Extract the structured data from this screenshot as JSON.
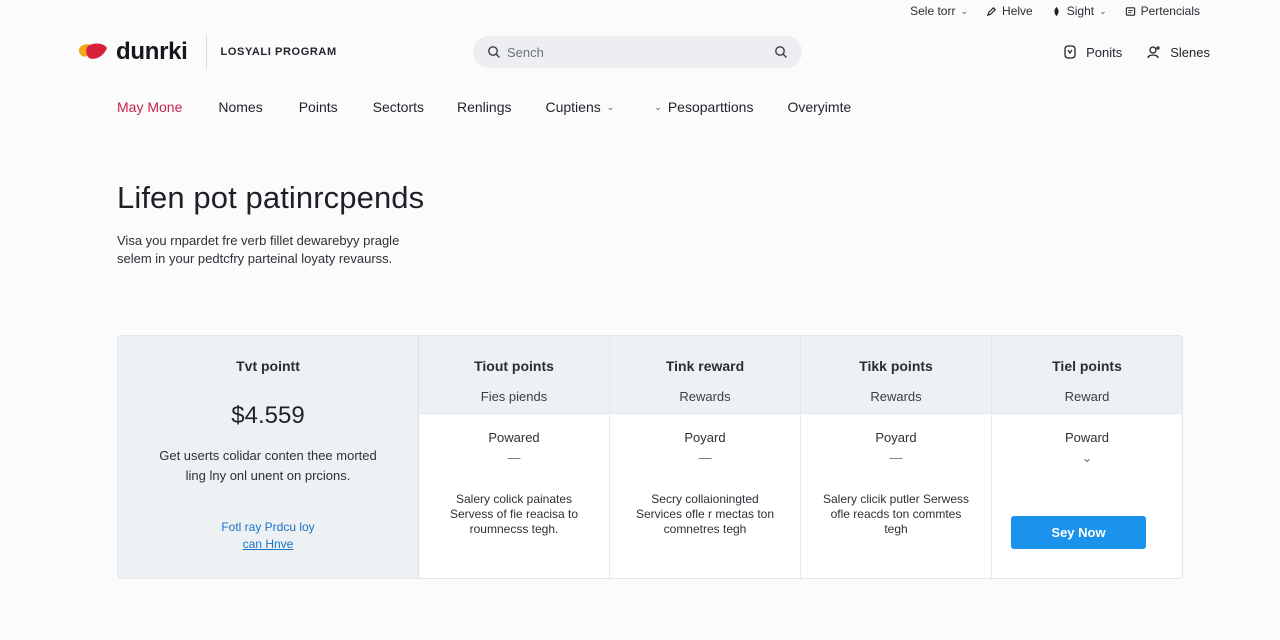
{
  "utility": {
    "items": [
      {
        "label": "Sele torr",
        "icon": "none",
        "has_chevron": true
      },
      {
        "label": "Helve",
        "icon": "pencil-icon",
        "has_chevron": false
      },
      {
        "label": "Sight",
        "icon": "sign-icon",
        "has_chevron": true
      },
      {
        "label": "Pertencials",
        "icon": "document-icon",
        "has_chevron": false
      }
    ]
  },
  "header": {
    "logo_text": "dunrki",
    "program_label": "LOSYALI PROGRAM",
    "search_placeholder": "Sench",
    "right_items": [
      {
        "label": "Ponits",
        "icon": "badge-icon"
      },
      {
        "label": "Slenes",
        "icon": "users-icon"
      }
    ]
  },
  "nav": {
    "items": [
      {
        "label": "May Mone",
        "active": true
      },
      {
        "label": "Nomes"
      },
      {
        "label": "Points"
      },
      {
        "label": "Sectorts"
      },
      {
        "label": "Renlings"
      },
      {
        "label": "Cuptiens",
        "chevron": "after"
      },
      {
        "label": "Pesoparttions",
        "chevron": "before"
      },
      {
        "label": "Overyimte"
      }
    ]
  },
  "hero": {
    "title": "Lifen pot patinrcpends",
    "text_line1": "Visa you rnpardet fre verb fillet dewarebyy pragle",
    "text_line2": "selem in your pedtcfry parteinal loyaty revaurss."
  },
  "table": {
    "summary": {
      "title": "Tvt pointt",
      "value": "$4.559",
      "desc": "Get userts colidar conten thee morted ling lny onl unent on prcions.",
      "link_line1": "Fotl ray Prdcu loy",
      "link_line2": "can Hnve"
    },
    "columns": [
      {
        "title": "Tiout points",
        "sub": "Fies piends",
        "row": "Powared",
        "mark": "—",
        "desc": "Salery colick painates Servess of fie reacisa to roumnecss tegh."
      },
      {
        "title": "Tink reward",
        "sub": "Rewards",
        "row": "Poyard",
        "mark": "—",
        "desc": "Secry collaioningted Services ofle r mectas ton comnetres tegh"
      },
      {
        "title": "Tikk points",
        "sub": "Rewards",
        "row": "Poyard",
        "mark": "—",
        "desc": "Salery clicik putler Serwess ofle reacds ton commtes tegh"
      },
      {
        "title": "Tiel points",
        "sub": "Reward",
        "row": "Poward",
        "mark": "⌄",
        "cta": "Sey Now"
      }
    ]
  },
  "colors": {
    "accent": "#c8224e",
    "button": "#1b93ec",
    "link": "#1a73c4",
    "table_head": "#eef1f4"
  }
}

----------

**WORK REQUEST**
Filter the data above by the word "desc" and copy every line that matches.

**ANSWER AREA**
      "desc": "Get userts colidar conten thee morted ling lny onl unent on prcions.",
        "desc": "Salery colick painates Servess of fie reacisa to roumnecss tegh."
        "desc": "Secry collaioningted Services ofle r mectas ton comnetres tegh"
        "desc": "Salery clicik putler Serwess ofle reacds ton commtes tegh"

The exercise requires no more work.